### ACTION ITEM
Pull every line containing "name" from the entries.

===============

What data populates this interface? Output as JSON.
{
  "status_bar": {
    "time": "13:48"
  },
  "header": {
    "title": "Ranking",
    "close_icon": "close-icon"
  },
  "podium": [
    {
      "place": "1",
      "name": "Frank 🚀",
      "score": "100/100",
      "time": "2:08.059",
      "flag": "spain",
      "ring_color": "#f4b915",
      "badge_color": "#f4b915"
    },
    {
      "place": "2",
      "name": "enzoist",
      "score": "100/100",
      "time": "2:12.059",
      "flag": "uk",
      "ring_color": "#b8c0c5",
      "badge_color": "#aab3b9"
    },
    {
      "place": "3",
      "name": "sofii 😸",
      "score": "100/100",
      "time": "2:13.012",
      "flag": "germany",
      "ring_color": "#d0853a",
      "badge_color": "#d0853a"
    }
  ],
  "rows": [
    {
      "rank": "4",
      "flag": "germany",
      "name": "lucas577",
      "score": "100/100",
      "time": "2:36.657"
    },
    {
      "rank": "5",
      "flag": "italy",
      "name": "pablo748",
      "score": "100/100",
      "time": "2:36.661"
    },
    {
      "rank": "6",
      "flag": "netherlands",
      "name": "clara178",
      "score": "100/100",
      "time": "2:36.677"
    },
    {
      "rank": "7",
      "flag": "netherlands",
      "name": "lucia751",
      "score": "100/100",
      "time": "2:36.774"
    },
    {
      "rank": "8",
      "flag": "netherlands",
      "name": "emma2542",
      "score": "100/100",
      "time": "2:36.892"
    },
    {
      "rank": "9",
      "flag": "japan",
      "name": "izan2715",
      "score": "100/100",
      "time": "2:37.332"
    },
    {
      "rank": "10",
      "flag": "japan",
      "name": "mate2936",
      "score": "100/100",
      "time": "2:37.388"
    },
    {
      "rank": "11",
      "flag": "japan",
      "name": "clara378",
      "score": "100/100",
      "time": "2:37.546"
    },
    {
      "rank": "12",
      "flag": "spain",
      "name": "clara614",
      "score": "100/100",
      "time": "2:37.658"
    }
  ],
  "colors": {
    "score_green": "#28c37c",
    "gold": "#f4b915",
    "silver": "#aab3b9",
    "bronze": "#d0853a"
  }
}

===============

### TASK RESPONSE
      "name": "Frank 🚀",
      "name": "enzoist",
      "name": "sofii 😸",
      "name": "lucas577",
      "name": "pablo748",
      "name": "clara178",
      "name": "lucia751",
      "name": "emma2542",
      "name": "izan2715",
      "name": "mate2936",
      "name": "clara378",
      "name": "clara614",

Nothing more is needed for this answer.